> [Exercise inputs]:

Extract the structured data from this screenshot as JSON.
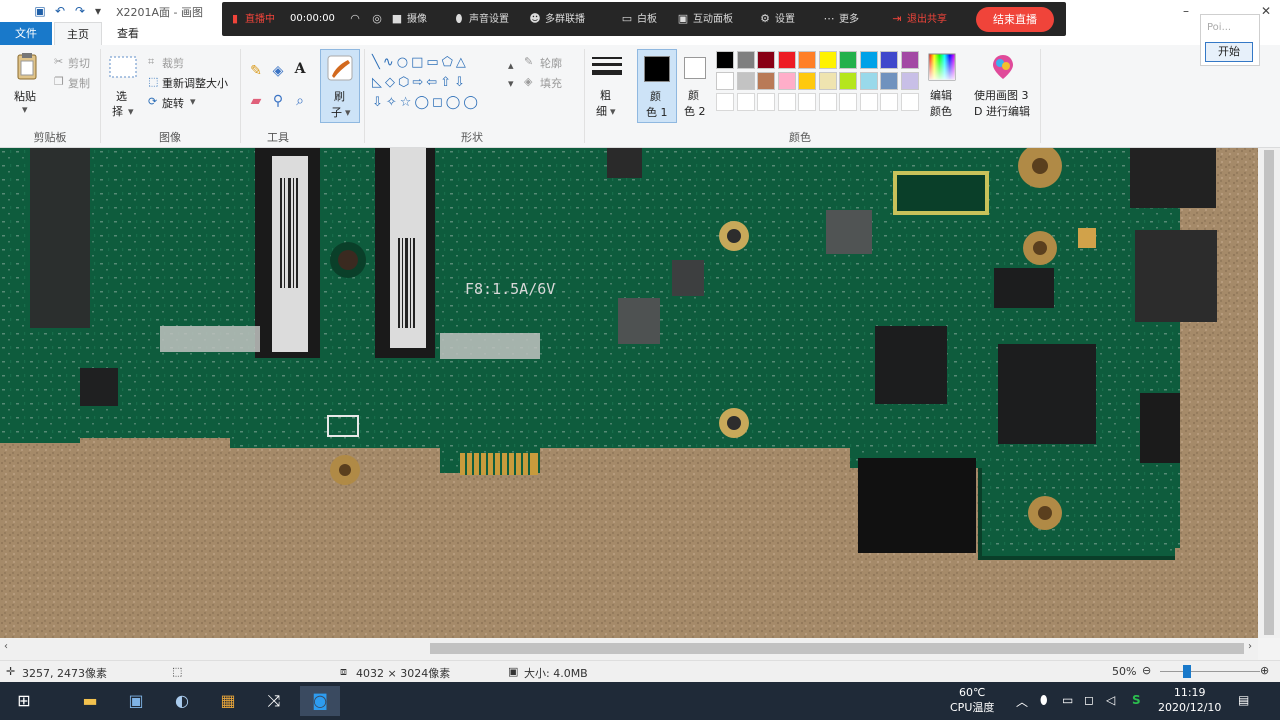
{
  "window": {
    "title": "X2201A面 - 画图",
    "min_icon": "minimize-icon",
    "close_icon": "close-icon"
  },
  "live_toolbar": {
    "status": "直播中",
    "timer": "00:00:00",
    "items": [
      {
        "label": "",
        "icon": "wifi-icon"
      },
      {
        "label": "",
        "icon": "face-icon"
      },
      {
        "label": "摄像",
        "icon": "camera-icon"
      },
      {
        "label": "声音设置",
        "icon": "mic-icon"
      },
      {
        "label": "多群联播",
        "icon": "group-icon"
      },
      {
        "label": "白板",
        "icon": "whiteboard-icon"
      },
      {
        "label": "互动面板",
        "icon": "chat-icon"
      },
      {
        "label": "设置",
        "icon": "gear-icon"
      },
      {
        "label": "更多",
        "icon": "more-icon"
      },
      {
        "label": "退出共享",
        "icon": "exit-share-icon"
      }
    ],
    "end_button": "结束直播"
  },
  "tabs": {
    "file": "文件",
    "home": "主页",
    "view": "查看"
  },
  "ribbon": {
    "clipboard": {
      "label": "剪贴板",
      "paste": "粘贴",
      "cut": "剪切",
      "copy": "复制"
    },
    "image": {
      "label": "图像",
      "select": "选",
      "select2": "择",
      "crop": "裁剪",
      "resize": "重新调整大小",
      "rotate": "旋转"
    },
    "tools": {
      "label": "工具"
    },
    "brushes": {
      "label1": "刷",
      "label2": "子"
    },
    "shapes": {
      "label": "形状",
      "outline": "轮廓",
      "fill": "填充"
    },
    "size": {
      "label1": "粗",
      "label2": "细"
    },
    "color1": {
      "label1": "颜",
      "label2": "色 1"
    },
    "color2": {
      "label1": "颜",
      "label2": "色 2"
    },
    "colors": {
      "label": "颜色",
      "palette_row1": [
        "#000000",
        "#7f7f7f",
        "#880015",
        "#ed1c24",
        "#ff7f27",
        "#fff200",
        "#22b14c",
        "#00a2e8",
        "#3f48cc",
        "#a349a4"
      ],
      "palette_row2": [
        "#ffffff",
        "#c3c3c3",
        "#b97a57",
        "#ffaec9",
        "#ffc90e",
        "#efe4b0",
        "#b5e61d",
        "#99d9ea",
        "#7092be",
        "#c8bfe7"
      ],
      "edit_colors1": "编辑",
      "edit_colors2": "颜色",
      "paint3d1": "使用画图 3",
      "paint3d2": "D 进行编辑"
    }
  },
  "popup": {
    "input_placeholder": "Poi...",
    "start_button": "开始"
  },
  "canvas": {
    "silkscreen": "F8:1.5A/6V"
  },
  "status": {
    "cursor": "3257, 2473像素",
    "image_size": "4032 × 3024像素",
    "file_size": "大小: 4.0MB",
    "zoom": "50%"
  },
  "taskbar": {
    "temp": "60℃",
    "temp_label": "CPU温度",
    "time": "11:19",
    "date": "2020/12/10"
  }
}
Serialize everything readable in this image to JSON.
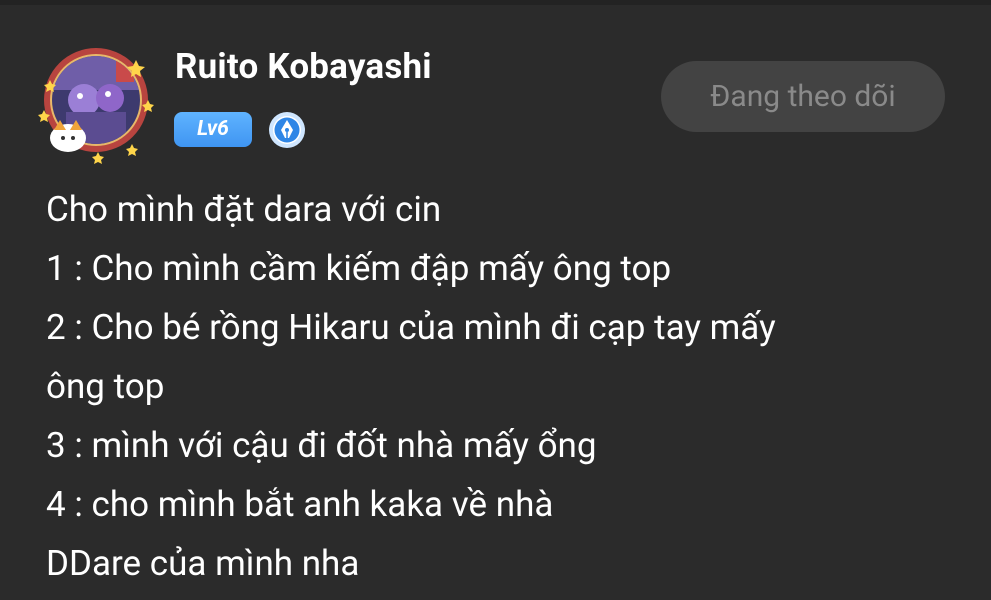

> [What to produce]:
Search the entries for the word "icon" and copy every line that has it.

> [Exercise answer]:
    "min_icon": "minimize-icon",
    "close_icon": "close-icon"
        "icon": "wifi-icon"
        "icon": "face-icon"
        "icon": "camera-icon"
        "icon": "mic-icon"
        "icon": "group-icon"
        "icon": "whiteboard-icon"
        "icon": "chat-icon"
        "icon": "gear-icon"
        "icon": "more-icon"
        "icon": "exit-share-icon"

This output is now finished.